The Wolfson Galleries
1st century BC  2nd century AD

Closed until further notice

Sculpture played an important role in both domestic and civic life in the ancient Roman empire. Statues, sarcophagi and reliefs were placed in private homes, gardens and public buildings in cities such as Sardis, Ephesos, Alexandria and Cyrene.

Among the objects on display in Room 83 are a large, elaborately carved marble vase from the second century AD, popularly known as the Townley Vase, and sculptures from Cyrenaica. A fragment of a colossal marble foot is also on display. It was found in Alexandria and dates to the second century AD.

The eighteenth-century collector and connoisseur Charles Townley (1737-1805) made the 'Grand Tour' to Italy no less than three times. Both during his travels and by postal order from his home in London he purchased large amounts of ancient sculpture. His extensive collection included Roman statues, busts and sepulchral chests, sarcophagi, many of which are on display in Room 84.

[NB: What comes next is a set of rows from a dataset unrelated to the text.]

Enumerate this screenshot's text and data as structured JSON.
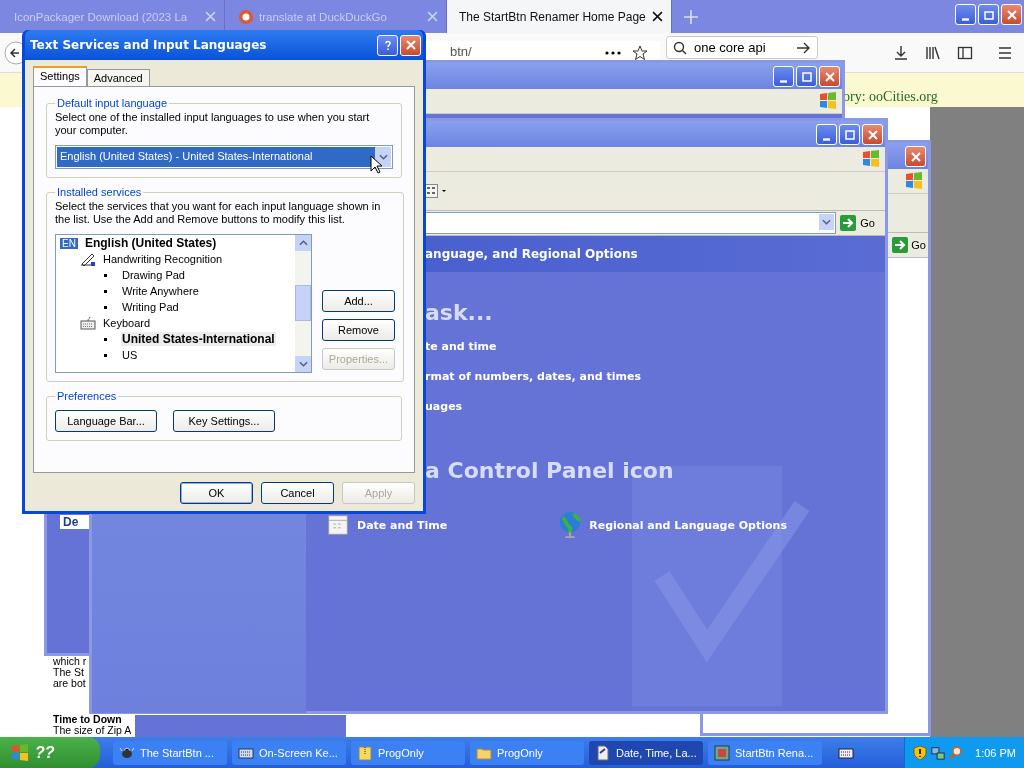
{
  "browser": {
    "tabs": [
      {
        "title": "IconPackager Download (2023 La",
        "selected": false
      },
      {
        "title": "translate at DuckDuckGo",
        "selected": false
      },
      {
        "title": "The StartBtn Renamer Home Page",
        "selected": true
      }
    ],
    "url": "btn/",
    "search": "one core api",
    "notice": "ory: ooCities.org",
    "page_lines": [
      "which r",
      "The St",
      "are bot"
    ],
    "page_heading": "Time to Down",
    "page_line": "The size of Zip A"
  },
  "back_window": {
    "label": "De"
  },
  "right_window": {
    "go": "Go"
  },
  "control_panel": {
    "header": "anguage, and Regional Options",
    "go": "Go",
    "task_heading": "ask...",
    "tasks": [
      "te and time",
      "rmat of numbers, dates, and times",
      "uages"
    ],
    "icon_heading": "a Control Panel icon",
    "icons": [
      {
        "label": "Date and Time",
        "kind": "clock"
      },
      {
        "label": "Regional and Language Options",
        "kind": "globe"
      }
    ]
  },
  "dialog": {
    "title": "Text Services and Input Languages",
    "tabs": [
      {
        "label": "Settings",
        "selected": true
      },
      {
        "label": "Advanced",
        "selected": false
      }
    ],
    "default_group": {
      "label": "Default input language",
      "description": "Select one of the installed input languages to use when you start your computer.",
      "value": "English (United States) - United States-International"
    },
    "services_group": {
      "label": "Installed services",
      "description": "Select the services that you want for each input language shown in the list. Use the Add and Remove buttons to modify this list.",
      "tree": [
        {
          "label": "English (United States)",
          "kind": "language",
          "badge": "EN",
          "children": [
            {
              "label": "Handwriting Recognition",
              "kind": "pen",
              "children": [
                {
                  "label": "Drawing Pad",
                  "kind": "leaf",
                  "selected": false
                },
                {
                  "label": "Write Anywhere",
                  "kind": "leaf",
                  "selected": false
                },
                {
                  "label": "Writing Pad",
                  "kind": "leaf",
                  "selected": false
                }
              ]
            },
            {
              "label": "Keyboard",
              "kind": "keyboard",
              "children": [
                {
                  "label": "United States-International",
                  "kind": "leaf",
                  "selected": true
                },
                {
                  "label": "US",
                  "kind": "leaf",
                  "selected": false
                }
              ]
            }
          ]
        }
      ],
      "buttons": [
        {
          "label": "Add...",
          "disabled": false
        },
        {
          "label": "Remove",
          "disabled": false
        },
        {
          "label": "Properties...",
          "disabled": true
        }
      ]
    },
    "preferences": {
      "label": "Preferences",
      "buttons": [
        "Language Bar...",
        "Key Settings..."
      ]
    },
    "footer_buttons": [
      {
        "label": "OK",
        "disabled": false
      },
      {
        "label": "Cancel",
        "disabled": false
      },
      {
        "label": "Apply",
        "disabled": true
      }
    ]
  },
  "taskbar": {
    "start": "??",
    "items": [
      {
        "label": "The StartBtn ...",
        "kind": "bug",
        "selected": false
      },
      {
        "label": "On-Screen Ke...",
        "kind": "keyboard",
        "selected": false
      },
      {
        "label": "ProgOnly",
        "kind": "zip",
        "selected": false
      },
      {
        "label": "ProgOnly",
        "kind": "folder",
        "selected": false
      },
      {
        "label": "Date, Time, La...",
        "kind": "doc",
        "selected": true
      },
      {
        "label": "StartBtn Rena...",
        "kind": "app",
        "selected": false
      }
    ],
    "clock": "1:06 PM"
  }
}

A cast of the famous marble bust known as ‘Clytie’, dating from around AD 40-50, is also on display. The original can be seen in the Enlightenment Gallery (Room 1) and was said to be Townley’s favourite sculpture. It later featured prominently in the painter Johann Zoffany’s portrait of the collector, which is reproduced in Room 84.